Drop every picture. Return the rest of the entries exactly.

==== Input material ====

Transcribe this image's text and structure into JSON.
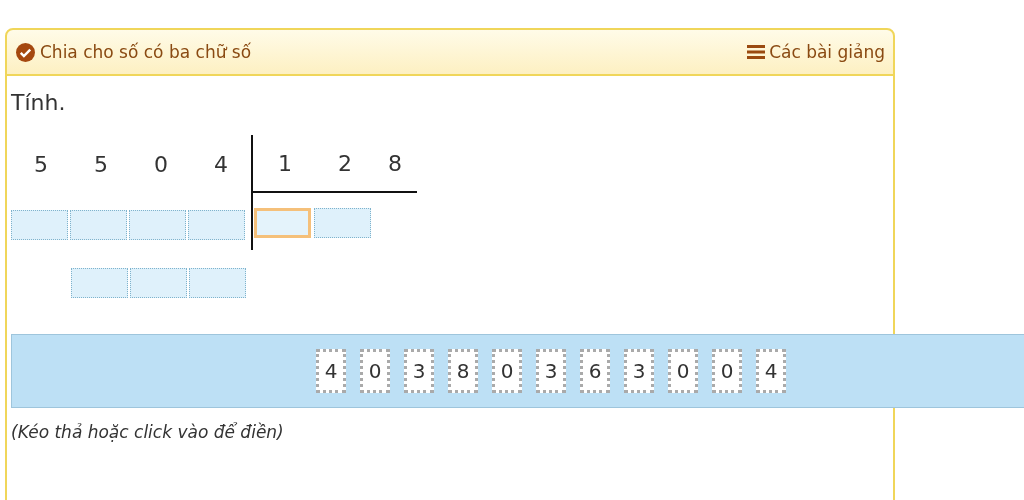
{
  "header": {
    "completed": true,
    "title": "Chia cho số có ba chữ số",
    "lessons_link": "Các bài giảng"
  },
  "prompt": "Tính.",
  "dividend": [
    "5",
    "5",
    "0",
    "4"
  ],
  "divisor": [
    "1",
    "2",
    "8"
  ],
  "remainder_row_1": [
    {
      "kind": "box",
      "selected": false
    },
    {
      "kind": "box",
      "selected": false
    },
    {
      "kind": "box",
      "selected": false
    },
    {
      "kind": "box",
      "selected": false
    }
  ],
  "quotient_boxes": [
    {
      "kind": "box",
      "selected": true
    },
    {
      "kind": "box",
      "selected": false
    }
  ],
  "remainder_row_2": [
    {
      "kind": "gap"
    },
    {
      "kind": "box",
      "selected": false
    },
    {
      "kind": "box",
      "selected": false
    },
    {
      "kind": "box",
      "selected": false
    }
  ],
  "tiles": [
    "4",
    "0",
    "3",
    "8",
    "0",
    "3",
    "6",
    "3",
    "0",
    "0",
    "4"
  ],
  "hint": "(Kéo thả hoặc click vào để điền)"
}
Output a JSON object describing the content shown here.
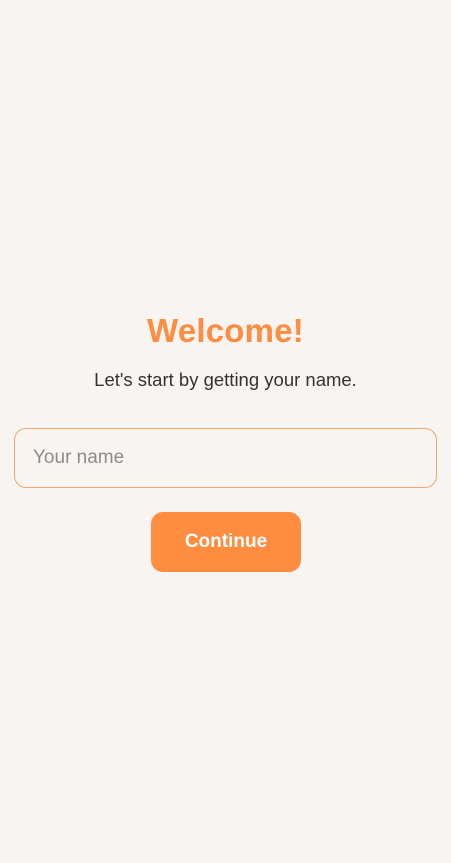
{
  "welcome": {
    "title": "Welcome!",
    "subtitle": "Let's start by getting your name.",
    "name_input": {
      "placeholder": "Your name",
      "value": ""
    },
    "continue_label": "Continue"
  },
  "colors": {
    "accent": "#ff8c3f",
    "background": "#f8f4f1",
    "input_border": "#f7a66c",
    "text": "#333333",
    "placeholder": "#8c8c8c"
  }
}
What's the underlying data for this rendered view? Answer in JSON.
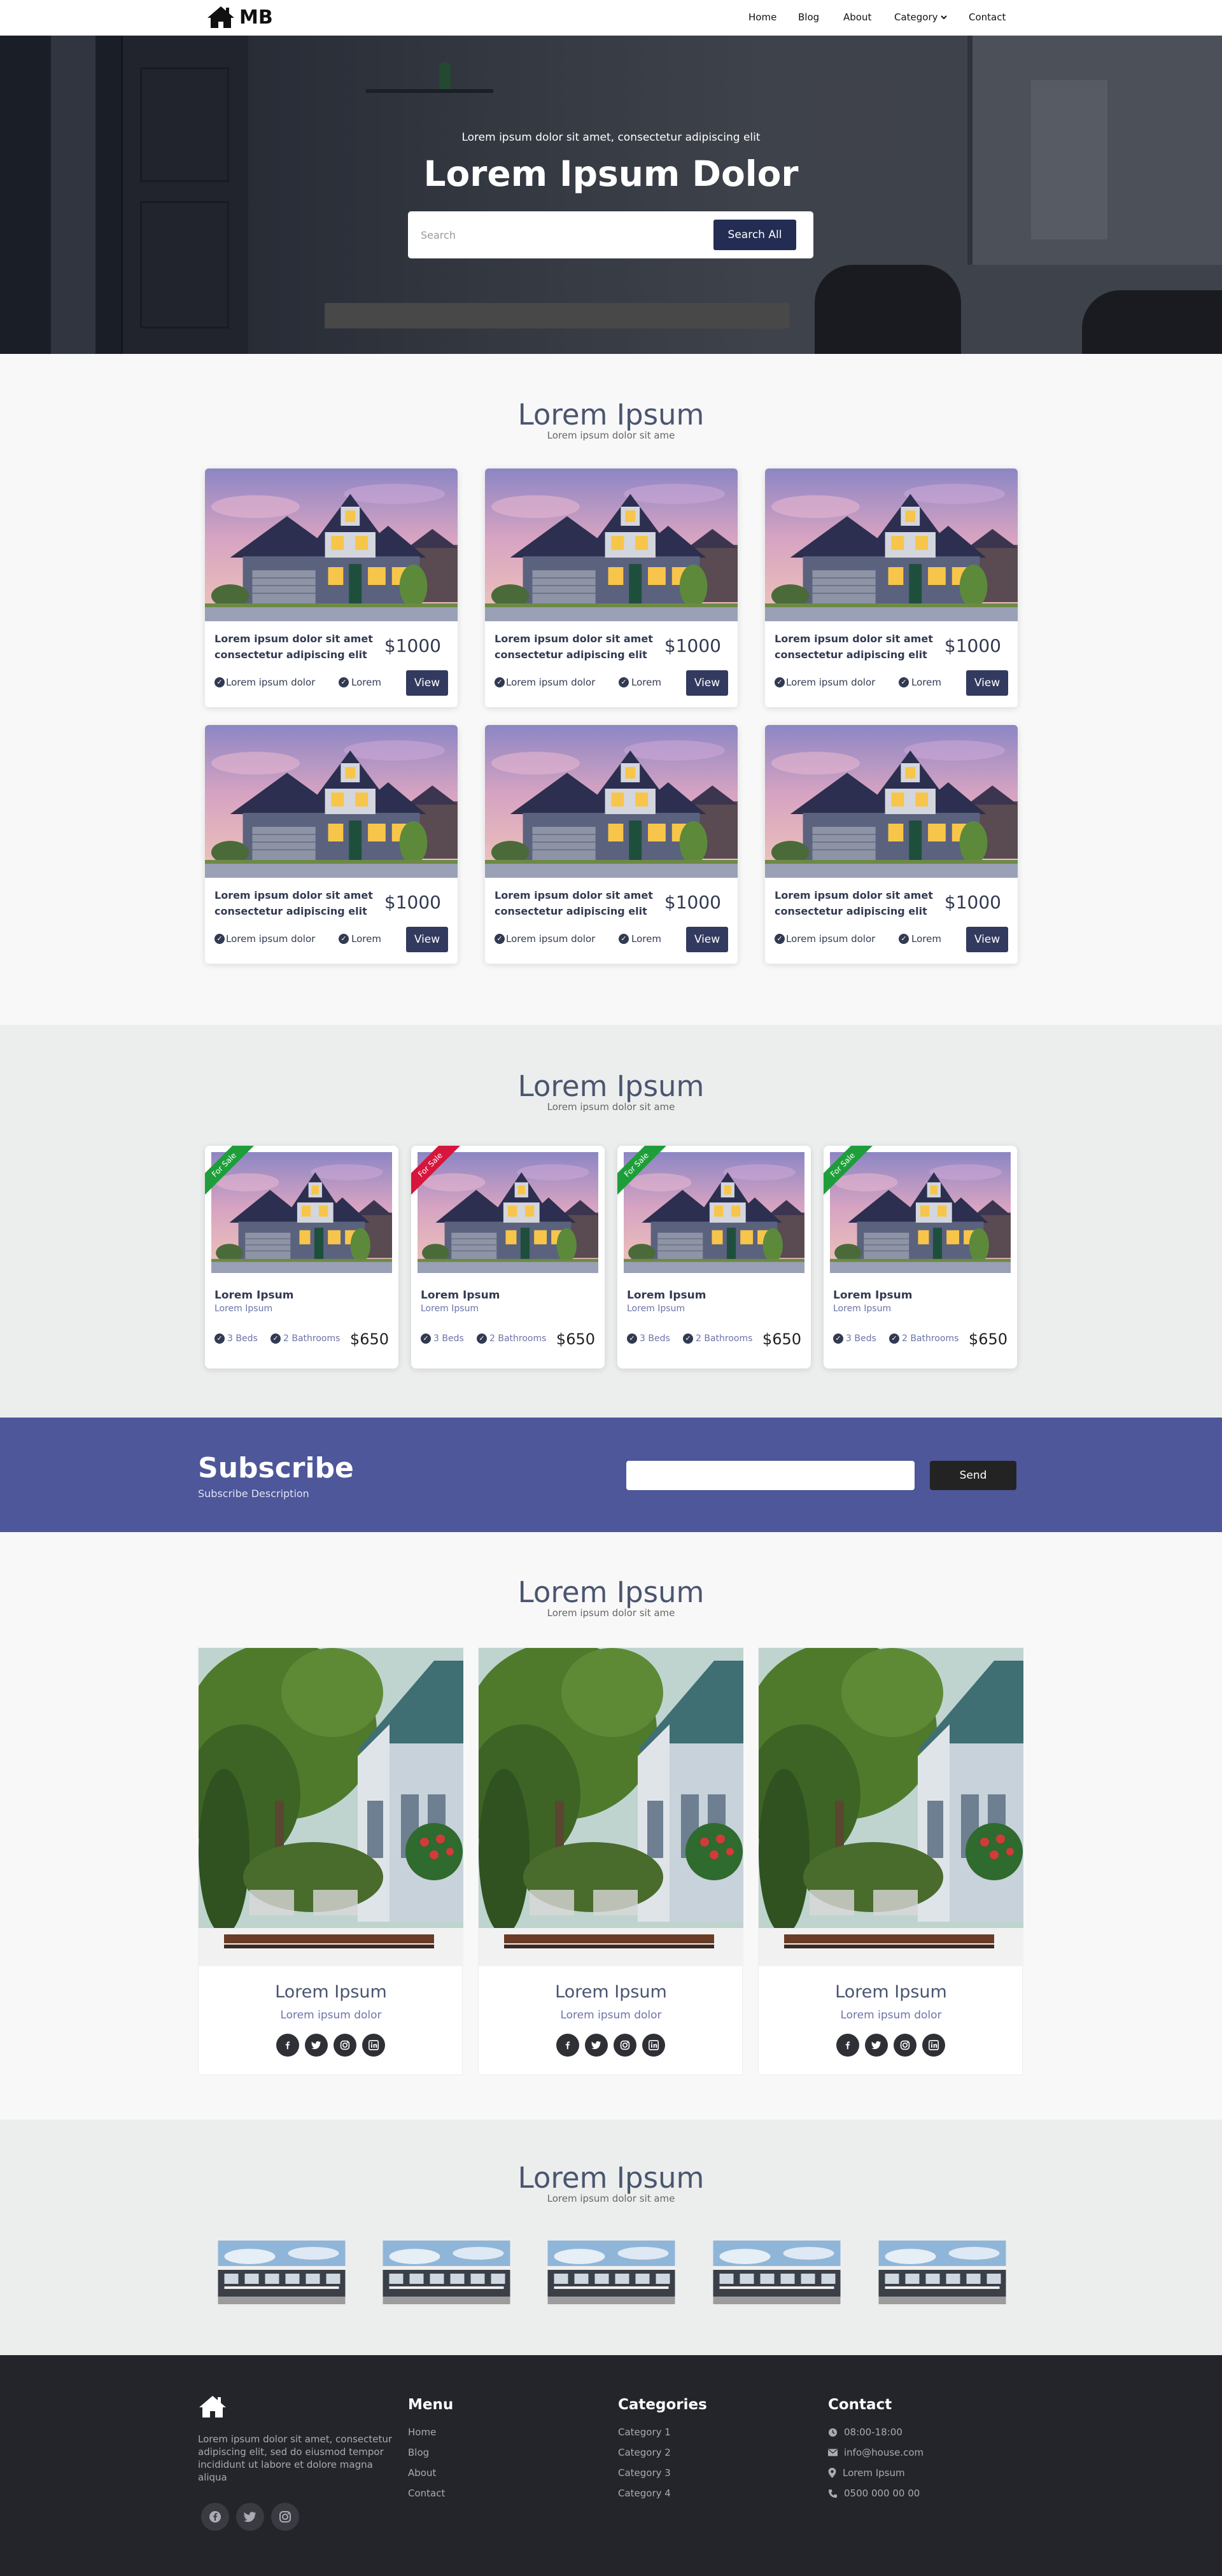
{
  "nav": {
    "logo_text": "MB",
    "links": [
      "Home",
      "Blog",
      "About",
      "Category",
      "Contact"
    ]
  },
  "hero": {
    "subtitle": "Lorem ipsum dolor sit amet, consectetur adipiscing elit",
    "title": "Lorem Ipsum Dolor",
    "search_placeholder": "Search",
    "search_button": "Search All"
  },
  "listings": {
    "title": "Lorem Ipsum",
    "subtitle": "Lorem ipsum dolor sit ame",
    "cards": [
      {
        "desc": "Lorem ipsum dolor sit amet consectetur adipiscing elit",
        "price": "$1000",
        "feature1": "Lorem ipsum dolor",
        "feature2": "Lorem",
        "button": "View"
      },
      {
        "desc": "Lorem ipsum dolor sit amet consectetur adipiscing elit",
        "price": "$1000",
        "feature1": "Lorem ipsum dolor",
        "feature2": "Lorem",
        "button": "View"
      },
      {
        "desc": "Lorem ipsum dolor sit amet consectetur adipiscing elit",
        "price": "$1000",
        "feature1": "Lorem ipsum dolor",
        "feature2": "Lorem",
        "button": "View"
      },
      {
        "desc": "Lorem ipsum dolor sit amet consectetur adipiscing elit",
        "price": "$1000",
        "feature1": "Lorem ipsum dolor",
        "feature2": "Lorem",
        "button": "View"
      },
      {
        "desc": "Lorem ipsum dolor sit amet consectetur adipiscing elit",
        "price": "$1000",
        "feature1": "Lorem ipsum dolor",
        "feature2": "Lorem",
        "button": "View"
      },
      {
        "desc": "Lorem ipsum dolor sit amet consectetur adipiscing elit",
        "price": "$1000",
        "feature1": "Lorem ipsum dolor",
        "feature2": "Lorem",
        "button": "View"
      }
    ]
  },
  "sale": {
    "title": "Lorem Ipsum",
    "subtitle": "Lorem ipsum dolor sit ame",
    "cards": [
      {
        "ribbon": "For Sale",
        "ribbon_color": "#1e9e3a",
        "title": "Lorem Ipsum",
        "subtitle": "Lorem Ipsum",
        "beds": "3 Beds",
        "baths": "2 Bathrooms",
        "price": "$650"
      },
      {
        "ribbon": "For Sale",
        "ribbon_color": "#d6163c",
        "title": "Lorem Ipsum",
        "subtitle": "Lorem Ipsum",
        "beds": "3 Beds",
        "baths": "2 Bathrooms",
        "price": "$650"
      },
      {
        "ribbon": "For Sale",
        "ribbon_color": "#1e9e3a",
        "title": "Lorem Ipsum",
        "subtitle": "Lorem Ipsum",
        "beds": "3 Beds",
        "baths": "2 Bathrooms",
        "price": "$650"
      },
      {
        "ribbon": "For Sale",
        "ribbon_color": "#1e9e3a",
        "title": "Lorem Ipsum",
        "subtitle": "Lorem Ipsum",
        "beds": "3 Beds",
        "baths": "2 Bathrooms",
        "price": "$650"
      }
    ]
  },
  "subscribe": {
    "title": "Subscribe",
    "description": "Subscribe Description",
    "button": "Send"
  },
  "team": {
    "title": "Lorem Ipsum",
    "subtitle": "Lorem ipsum dolor sit ame",
    "members": [
      {
        "name": "Lorem Ipsum",
        "role": "Lorem ipsum dolor"
      },
      {
        "name": "Lorem Ipsum",
        "role": "Lorem ipsum dolor"
      },
      {
        "name": "Lorem Ipsum",
        "role": "Lorem ipsum dolor"
      }
    ],
    "social_icons": [
      "facebook-icon",
      "twitter-icon",
      "instagram-icon",
      "linkedin-icon"
    ]
  },
  "gallery": {
    "title": "Lorem Ipsum",
    "subtitle": "Lorem ipsum dolor sit ame"
  },
  "footer": {
    "about": "Lorem ipsum dolor sit amet, consectetur adipiscing elit, sed do eiusmod tempor incididunt ut labore et dolore magna aliqua",
    "menu_title": "Menu",
    "menu": [
      "Home",
      "Blog",
      "About",
      "Contact"
    ],
    "categories_title": "Categories",
    "categories": [
      "Category 1",
      "Category 2",
      "Category 3",
      "Category 4"
    ],
    "contact_title": "Contact",
    "contact": {
      "hours": "08:00-18:00",
      "email": "info@house.com",
      "address": "Lorem Ipsum",
      "phone": "0500 000 00 00"
    }
  },
  "colors": {
    "primary": "#323a60",
    "subscribe_bg": "#4d5799",
    "footer_bg": "#24252b",
    "sale_green": "#1e9e3a",
    "sale_red": "#d6163c"
  }
}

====

**Reply to the task**
Transcribe this image's text and structure into JSON.
{
  "header": {
    "completed": true,
    "title": "Chia cho số có ba chữ số",
    "lessons_link": "Các bài giảng"
  },
  "prompt": "Tính.",
  "dividend": [
    "5",
    "5",
    "0",
    "4"
  ],
  "divisor": [
    "1",
    "2",
    "8"
  ],
  "remainder_row_1": [
    {
      "kind": "box",
      "selected": false
    },
    {
      "kind": "box",
      "selected": false
    },
    {
      "kind": "box",
      "selected": false
    },
    {
      "kind": "box",
      "selected": false
    }
  ],
  "quotient_boxes": [
    {
      "kind": "box",
      "selected": true
    },
    {
      "kind": "box",
      "selected": false
    }
  ],
  "remainder_row_2": [
    {
      "kind": "gap"
    },
    {
      "kind": "box",
      "selected": false
    },
    {
      "kind": "box",
      "selected": false
    },
    {
      "kind": "box",
      "selected": false
    }
  ],
  "tiles": [
    "4",
    "0",
    "3",
    "8",
    "0",
    "3",
    "6",
    "3",
    "0",
    "0",
    "4"
  ],
  "hint": "(Kéo thả hoặc click vào để điền)"
}
Output a JSON object describing the content shown here.
{
  "welcome": {
    "title": "Welcome!",
    "subtitle": "Let's start by getting your name.",
    "name_input": {
      "placeholder": "Your name",
      "value": ""
    },
    "continue_label": "Continue"
  },
  "colors": {
    "accent": "#ff8c3f",
    "background": "#f8f4f1",
    "input_border": "#f7a66c",
    "text": "#333333",
    "placeholder": "#8c8c8c"
  }
}
What's the underlying data for this rendered view? Answer in JSON.
{
  "nav": {
    "logo_text": "MB",
    "links": [
      "Home",
      "Blog",
      "About",
      "Category",
      "Contact"
    ]
  },
  "hero": {
    "subtitle": "Lorem ipsum dolor sit amet, consectetur adipiscing elit",
    "title": "Lorem Ipsum Dolor",
    "search_placeholder": "Search",
    "search_button": "Search All"
  },
  "listings": {
    "title": "Lorem Ipsum",
    "subtitle": "Lorem ipsum dolor sit ame",
    "cards": [
      {
        "desc": "Lorem ipsum dolor sit amet consectetur adipiscing elit",
        "price": "$1000",
        "feature1": "Lorem ipsum dolor",
        "feature2": "Lorem",
        "button": "View"
      },
      {
        "desc": "Lorem ipsum dolor sit amet consectetur adipiscing elit",
        "price": "$1000",
        "feature1": "Lorem ipsum dolor",
        "feature2": "Lorem",
        "button": "View"
      },
      {
        "desc": "Lorem ipsum dolor sit amet consectetur adipiscing elit",
        "price": "$1000",
        "feature1": "Lorem ipsum dolor",
        "feature2": "Lorem",
        "button": "View"
      },
      {
        "desc": "Lorem ipsum dolor sit amet consectetur adipiscing elit",
        "price": "$1000",
        "feature1": "Lorem ipsum dolor",
        "feature2": "Lorem",
        "button": "View"
      },
      {
        "desc": "Lorem ipsum dolor sit amet consectetur adipiscing elit",
        "price": "$1000",
        "feature1": "Lorem ipsum dolor",
        "feature2": "Lorem",
        "button": "View"
      },
      {
        "desc": "Lorem ipsum dolor sit amet consectetur adipiscing elit",
        "price": "$1000",
        "feature1": "Lorem ipsum dolor",
        "feature2": "Lorem",
        "button": "View"
      }
    ]
  },
  "sale": {
    "title": "Lorem Ipsum",
    "subtitle": "Lorem ipsum dolor sit ame",
    "cards": [
      {
        "ribbon": "For Sale",
        "ribbon_color": "#1e9e3a",
        "title": "Lorem Ipsum",
        "subtitle": "Lorem Ipsum",
        "beds": "3 Beds",
        "baths": "2 Bathrooms",
        "price": "$650"
      },
      {
        "ribbon": "For Sale",
        "ribbon_color": "#d6163c",
        "title": "Lorem Ipsum",
        "subtitle": "Lorem Ipsum",
        "beds": "3 Beds",
        "baths": "2 Bathrooms",
        "price": "$650"
      },
      {
        "ribbon": "For Sale",
        "ribbon_color": "#1e9e3a",
        "title": "Lorem Ipsum",
        "subtitle": "Lorem Ipsum",
        "beds": "3 Beds",
        "baths": "2 Bathrooms",
        "price": "$650"
      },
      {
        "ribbon": "For Sale",
        "ribbon_color": "#1e9e3a",
        "title": "Lorem Ipsum",
        "subtitle": "Lorem Ipsum",
        "beds": "3 Beds",
        "baths": "2 Bathrooms",
        "price": "$650"
      }
    ]
  },
  "subscribe": {
    "title": "Subscribe",
    "description": "Subscribe Description",
    "button": "Send"
  },
  "team": {
    "title": "Lorem Ipsum",
    "subtitle": "Lorem ipsum dolor sit ame",
    "members": [
      {
        "name": "Lorem Ipsum",
        "role": "Lorem ipsum dolor"
      },
      {
        "name": "Lorem Ipsum",
        "role": "Lorem ipsum dolor"
      },
      {
        "name": "Lorem Ipsum",
        "role": "Lorem ipsum dolor"
      }
    ],
    "social_icons": [
      "facebook-icon",
      "twitter-icon",
      "instagram-icon",
      "linkedin-icon"
    ]
  },
  "gallery": {
    "title": "Lorem Ipsum",
    "subtitle": "Lorem ipsum dolor sit ame"
  },
  "footer": {
    "about": "Lorem ipsum dolor sit amet, consectetur adipiscing elit, sed do eiusmod tempor incididunt ut labore et dolore magna aliqua",
    "menu_title": "Menu",
    "menu": [
      "Home",
      "Blog",
      "About",
      "Contact"
    ],
    "categories_title": "Categories",
    "categories": [
      "Category 1",
      "Category 2",
      "Category 3",
      "Category 4"
    ],
    "contact_title": "Contact",
    "contact": {
      "hours": "08:00-18:00",
      "email": "info@house.com",
      "address": "Lorem Ipsum",
      "phone": "0500 000 00 00"
    }
  },
  "colors": {
    "primary": "#323a60",
    "subscribe_bg": "#4d5799",
    "footer_bg": "#24252b",
    "sale_green": "#1e9e3a",
    "sale_red": "#d6163c"
  }
}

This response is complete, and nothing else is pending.